INFORMATION =>
◆ ◆ ◆

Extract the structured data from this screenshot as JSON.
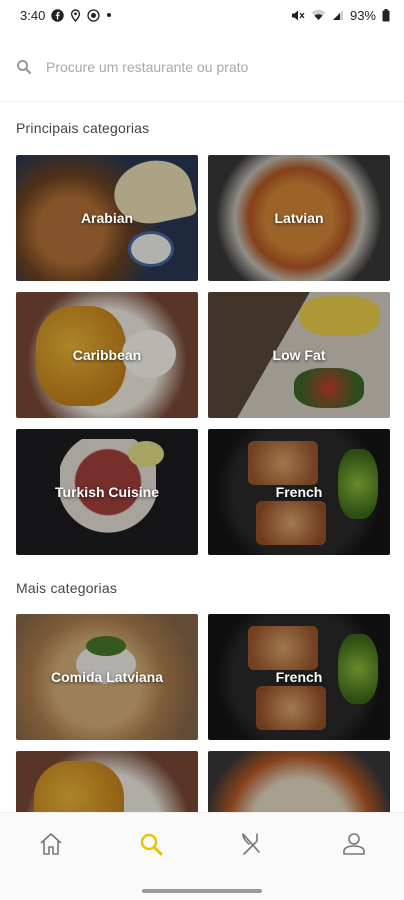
{
  "status": {
    "time": "3:40",
    "battery": "93%"
  },
  "search": {
    "placeholder": "Procure um restaurante ou prato"
  },
  "sections": {
    "main_title": "Principais categorias",
    "more_title": "Mais categorias"
  },
  "main_categories": [
    {
      "label": "Arabian"
    },
    {
      "label": "Latvian"
    },
    {
      "label": "Caribbean"
    },
    {
      "label": "Low Fat"
    },
    {
      "label": "Turkish Cuisine"
    },
    {
      "label": "French"
    }
  ],
  "more_categories": [
    {
      "label": "Comida Latviana"
    },
    {
      "label": "French"
    }
  ],
  "nav": {
    "items": [
      {
        "icon": "home-icon",
        "active": false
      },
      {
        "icon": "search-icon",
        "active": true
      },
      {
        "icon": "fork-knife-icon",
        "active": false
      },
      {
        "icon": "profile-icon",
        "active": false
      }
    ]
  },
  "colors": {
    "accent": "#e8c300",
    "nav_icon": "#777777"
  }
}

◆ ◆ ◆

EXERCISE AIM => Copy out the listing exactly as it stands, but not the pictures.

THE ANSWER =>
Extract the structured data from this screenshot as JSON.
{
  "status": {
    "time": "3:40",
    "battery": "93%"
  },
  "search": {
    "placeholder": "Procure um restaurante ou prato"
  },
  "sections": {
    "main_title": "Principais categorias",
    "more_title": "Mais categorias"
  },
  "main_categories": [
    {
      "label": "Arabian"
    },
    {
      "label": "Latvian"
    },
    {
      "label": "Caribbean"
    },
    {
      "label": "Low Fat"
    },
    {
      "label": "Turkish Cuisine"
    },
    {
      "label": "French"
    }
  ],
  "more_categories": [
    {
      "label": "Comida Latviana"
    },
    {
      "label": "French"
    }
  ],
  "nav": {
    "items": [
      {
        "icon": "home-icon",
        "active": false
      },
      {
        "icon": "search-icon",
        "active": true
      },
      {
        "icon": "fork-knife-icon",
        "active": false
      },
      {
        "icon": "profile-icon",
        "active": false
      }
    ]
  },
  "colors": {
    "accent": "#e8c300",
    "nav_icon": "#777777"
  }
}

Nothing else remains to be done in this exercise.